Exercise ▸ Reproduce every record exactly as given.

== Segment start ==

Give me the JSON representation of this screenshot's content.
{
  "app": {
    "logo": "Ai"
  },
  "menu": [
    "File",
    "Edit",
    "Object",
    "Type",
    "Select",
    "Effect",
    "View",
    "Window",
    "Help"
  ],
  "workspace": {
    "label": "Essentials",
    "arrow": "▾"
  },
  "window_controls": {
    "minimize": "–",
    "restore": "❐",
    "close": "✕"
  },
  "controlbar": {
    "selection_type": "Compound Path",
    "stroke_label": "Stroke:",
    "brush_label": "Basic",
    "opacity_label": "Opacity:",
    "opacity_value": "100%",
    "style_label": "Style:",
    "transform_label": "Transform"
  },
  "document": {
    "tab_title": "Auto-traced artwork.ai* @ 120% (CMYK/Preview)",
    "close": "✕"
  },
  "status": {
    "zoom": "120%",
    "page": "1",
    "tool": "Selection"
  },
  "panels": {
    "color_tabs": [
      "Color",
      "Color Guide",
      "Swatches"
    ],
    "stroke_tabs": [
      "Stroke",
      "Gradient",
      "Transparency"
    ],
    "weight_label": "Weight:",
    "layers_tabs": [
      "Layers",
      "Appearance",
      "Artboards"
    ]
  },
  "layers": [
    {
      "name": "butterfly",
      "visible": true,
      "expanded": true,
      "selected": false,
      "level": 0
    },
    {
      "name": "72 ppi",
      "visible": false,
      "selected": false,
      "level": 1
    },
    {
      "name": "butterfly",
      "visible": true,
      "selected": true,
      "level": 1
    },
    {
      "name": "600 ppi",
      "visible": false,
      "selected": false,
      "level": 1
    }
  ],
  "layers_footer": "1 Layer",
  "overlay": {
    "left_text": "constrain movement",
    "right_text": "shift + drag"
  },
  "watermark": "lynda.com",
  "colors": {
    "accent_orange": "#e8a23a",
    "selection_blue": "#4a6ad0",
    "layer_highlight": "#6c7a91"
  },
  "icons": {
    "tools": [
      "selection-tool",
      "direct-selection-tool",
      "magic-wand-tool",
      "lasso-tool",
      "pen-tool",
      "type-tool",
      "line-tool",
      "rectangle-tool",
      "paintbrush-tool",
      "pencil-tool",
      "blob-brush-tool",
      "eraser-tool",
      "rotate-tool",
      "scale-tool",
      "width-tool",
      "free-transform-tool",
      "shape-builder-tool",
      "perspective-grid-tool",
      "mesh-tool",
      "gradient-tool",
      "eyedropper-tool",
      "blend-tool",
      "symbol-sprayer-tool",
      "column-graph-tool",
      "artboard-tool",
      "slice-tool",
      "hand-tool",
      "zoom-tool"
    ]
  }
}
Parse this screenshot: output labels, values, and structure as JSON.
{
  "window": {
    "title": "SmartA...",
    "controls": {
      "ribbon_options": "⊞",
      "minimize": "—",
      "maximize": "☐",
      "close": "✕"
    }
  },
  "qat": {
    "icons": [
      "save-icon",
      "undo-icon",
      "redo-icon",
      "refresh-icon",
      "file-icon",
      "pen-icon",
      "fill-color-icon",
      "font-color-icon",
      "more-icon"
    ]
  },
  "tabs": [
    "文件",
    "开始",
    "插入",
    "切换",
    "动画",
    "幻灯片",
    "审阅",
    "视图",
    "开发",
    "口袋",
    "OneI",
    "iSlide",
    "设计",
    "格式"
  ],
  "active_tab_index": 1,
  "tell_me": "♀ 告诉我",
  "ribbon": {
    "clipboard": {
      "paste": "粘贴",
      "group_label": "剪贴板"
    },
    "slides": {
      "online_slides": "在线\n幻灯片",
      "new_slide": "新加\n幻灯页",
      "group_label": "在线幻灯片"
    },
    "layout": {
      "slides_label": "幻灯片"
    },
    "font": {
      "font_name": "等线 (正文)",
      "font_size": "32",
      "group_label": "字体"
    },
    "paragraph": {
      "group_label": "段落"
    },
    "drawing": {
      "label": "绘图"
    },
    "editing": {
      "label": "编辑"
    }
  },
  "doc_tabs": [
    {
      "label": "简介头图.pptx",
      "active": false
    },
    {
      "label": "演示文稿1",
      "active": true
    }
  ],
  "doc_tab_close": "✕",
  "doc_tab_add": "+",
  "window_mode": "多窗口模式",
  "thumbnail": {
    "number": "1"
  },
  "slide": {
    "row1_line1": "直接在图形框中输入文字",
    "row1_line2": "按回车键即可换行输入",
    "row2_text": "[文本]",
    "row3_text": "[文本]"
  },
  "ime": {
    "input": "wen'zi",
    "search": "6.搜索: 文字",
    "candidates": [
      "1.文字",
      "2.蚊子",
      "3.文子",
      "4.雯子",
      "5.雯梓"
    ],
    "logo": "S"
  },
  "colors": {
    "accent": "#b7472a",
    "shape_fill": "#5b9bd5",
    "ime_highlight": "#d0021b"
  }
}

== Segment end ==

Reply to the task ▸
Give me the JSON representation of this screenshot's content.
{
  "app": {
    "logo": "Ai"
  },
  "menu": [
    "File",
    "Edit",
    "Object",
    "Type",
    "Select",
    "Effect",
    "View",
    "Window",
    "Help"
  ],
  "workspace": {
    "label": "Essentials",
    "arrow": "▾"
  },
  "window_controls": {
    "minimize": "–",
    "restore": "❐",
    "close": "✕"
  },
  "controlbar": {
    "selection_type": "Compound Path",
    "stroke_label": "Stroke:",
    "brush_label": "Basic",
    "opacity_label": "Opacity:",
    "opacity_value": "100%",
    "style_label": "Style:",
    "transform_label": "Transform"
  },
  "document": {
    "tab_title": "Auto-traced artwork.ai* @ 120% (CMYK/Preview)",
    "close": "✕"
  },
  "status": {
    "zoom": "120%",
    "page": "1",
    "tool": "Selection"
  },
  "panels": {
    "color_tabs": [
      "Color",
      "Color Guide",
      "Swatches"
    ],
    "stroke_tabs": [
      "Stroke",
      "Gradient",
      "Transparency"
    ],
    "weight_label": "Weight:",
    "layers_tabs": [
      "Layers",
      "Appearance",
      "Artboards"
    ]
  },
  "layers": [
    {
      "name": "butterfly",
      "visible": true,
      "expanded": true,
      "selected": false,
      "level": 0
    },
    {
      "name": "72 ppi",
      "visible": false,
      "selected": false,
      "level": 1
    },
    {
      "name": "butterfly",
      "visible": true,
      "selected": true,
      "level": 1
    },
    {
      "name": "600 ppi",
      "visible": false,
      "selected": false,
      "level": 1
    }
  ],
  "layers_footer": "1 Layer",
  "overlay": {
    "left_text": "constrain movement",
    "right_text": "shift + drag"
  },
  "watermark": "lynda.com",
  "colors": {
    "accent_orange": "#e8a23a",
    "selection_blue": "#4a6ad0",
    "layer_highlight": "#6c7a91"
  },
  "icons": {
    "tools": [
      "selection-tool",
      "direct-selection-tool",
      "magic-wand-tool",
      "lasso-tool",
      "pen-tool",
      "type-tool",
      "line-tool",
      "rectangle-tool",
      "paintbrush-tool",
      "pencil-tool",
      "blob-brush-tool",
      "eraser-tool",
      "rotate-tool",
      "scale-tool",
      "width-tool",
      "free-transform-tool",
      "shape-builder-tool",
      "perspective-grid-tool",
      "mesh-tool",
      "gradient-tool",
      "eyedropper-tool",
      "blend-tool",
      "symbol-sprayer-tool",
      "column-graph-tool",
      "artboard-tool",
      "slice-tool",
      "hand-tool",
      "zoom-tool"
    ]
  }
}
Parse this screenshot: output labels, values, and structure as JSON.
{
  "window": {
    "title": "SmartA...",
    "controls": {
      "ribbon_options": "⊞",
      "minimize": "—",
      "maximize": "☐",
      "close": "✕"
    }
  },
  "qat": {
    "icons": [
      "save-icon",
      "undo-icon",
      "redo-icon",
      "refresh-icon",
      "file-icon",
      "pen-icon",
      "fill-color-icon",
      "font-color-icon",
      "more-icon"
    ]
  },
  "tabs": [
    "文件",
    "开始",
    "插入",
    "切换",
    "动画",
    "幻灯片",
    "审阅",
    "视图",
    "开发",
    "口袋",
    "OneI",
    "iSlide",
    "设计",
    "格式"
  ],
  "active_tab_index": 1,
  "tell_me": "♀ 告诉我",
  "ribbon": {
    "clipboard": {
      "paste": "粘贴",
      "group_label": "剪贴板"
    },
    "slides": {
      "online_slides": "在线\n幻灯片",
      "new_slide": "新加\n幻灯页",
      "group_label": "在线幻灯片"
    },
    "layout": {
      "slides_label": "幻灯片"
    },
    "font": {
      "font_name": "等线 (正文)",
      "font_size": "32",
      "group_label": "字体"
    },
    "paragraph": {
      "group_label": "段落"
    },
    "drawing": {
      "label": "绘图"
    },
    "editing": {
      "label": "编辑"
    }
  },
  "doc_tabs": [
    {
      "label": "简介头图.pptx",
      "active": false
    },
    {
      "label": "演示文稿1",
      "active": true
    }
  ],
  "doc_tab_close": "✕",
  "doc_tab_add": "+",
  "window_mode": "多窗口模式",
  "thumbnail": {
    "number": "1"
  },
  "slide": {
    "row1_line1": "直接在图形框中输入文字",
    "row1_line2": "按回车键即可换行输入",
    "row2_text": "[文本]",
    "row3_text": "[文本]"
  },
  "ime": {
    "input": "wen'zi",
    "search": "6.搜索: 文字",
    "candidates": [
      "1.文字",
      "2.蚊子",
      "3.文子",
      "4.雯子",
      "5.雯梓"
    ],
    "logo": "S"
  },
  "colors": {
    "accent": "#b7472a",
    "shape_fill": "#5b9bd5",
    "ime_highlight": "#d0021b"
  }
}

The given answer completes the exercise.